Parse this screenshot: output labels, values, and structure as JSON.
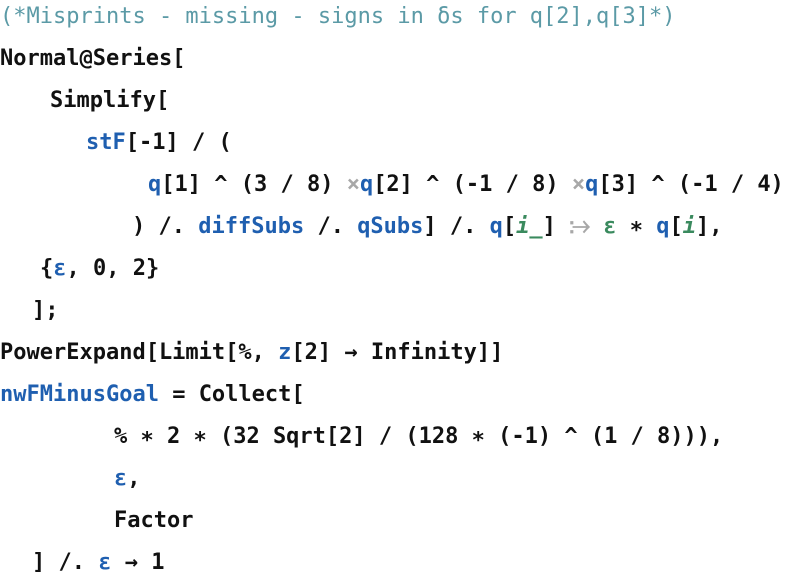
{
  "notebook": {
    "comment": "(*Misprints - missing - signs in δs for q[2],q[3]*)",
    "lines": {
      "l2": {
        "a": "Normal@Series["
      },
      "l3": {
        "a": "Simplify["
      },
      "l4": {
        "g": "stF",
        "a": "[-1] / ("
      },
      "l5": {
        "q1": "q",
        "a": "[1] ^ (3 / 8) ",
        "x1": "×",
        "q2": "q",
        "b": "[2] ^ (-1 / 8) ",
        "x2": "×",
        "q3": "q",
        "c": "[3] ^ (-1 / 4)"
      },
      "l6": {
        "a": ") /. ",
        "d": "diffSubs",
        "b": " /. ",
        "qs": "qSubs",
        "c": "] /. ",
        "q": "q",
        "br1": "[",
        "i1": "i_",
        "br2": "] ",
        "arrow": "⧴",
        "sp": " ",
        "eps": "ε",
        "star": " ∗ ",
        "q2": "q",
        "br3": "[",
        "i2": "i",
        "br4": "],"
      },
      "l7": {
        "a": "{",
        "eps": "ε",
        "b": ", 0, 2}"
      },
      "l8": {
        "a": "];"
      },
      "l9": {
        "a": "PowerExpand[Limit[%, ",
        "z": "z",
        "b": "[2] → Infinity]]"
      },
      "l10": {
        "g": "nwFMinusGoal",
        "a": " = Collect["
      },
      "l11": {
        "a": "% ∗ 2 ∗ (32 Sqrt[2] / (128 ∗ (-1) ^ (1 / 8))),"
      },
      "l12": {
        "eps": "ε",
        "a": ","
      },
      "l13": {
        "a": "Factor"
      },
      "l14": {
        "a": "] /. ",
        "eps": "ε",
        "b": " → 1"
      }
    }
  }
}
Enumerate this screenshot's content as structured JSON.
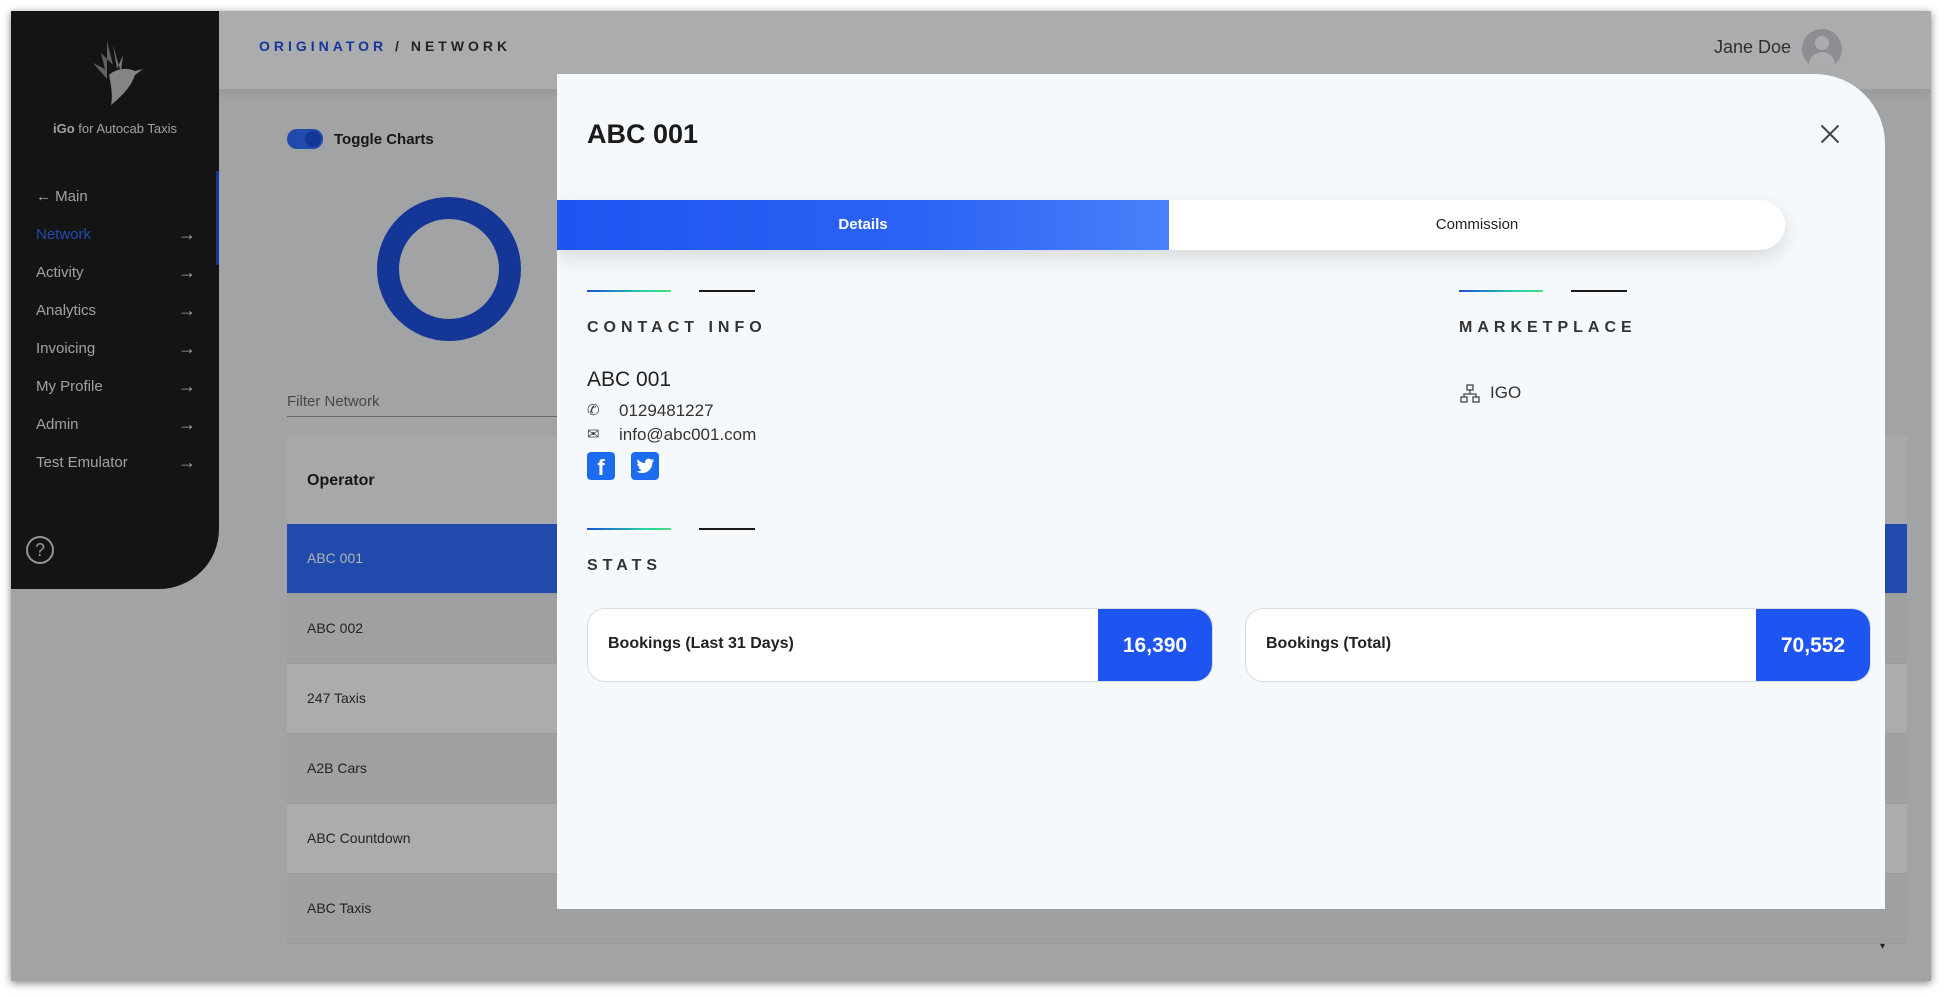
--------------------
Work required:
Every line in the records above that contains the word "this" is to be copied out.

Output:
Parse this screenshot: output labels, values, and structure as JSON.
Enumerate this screenshot's content as structured JSON.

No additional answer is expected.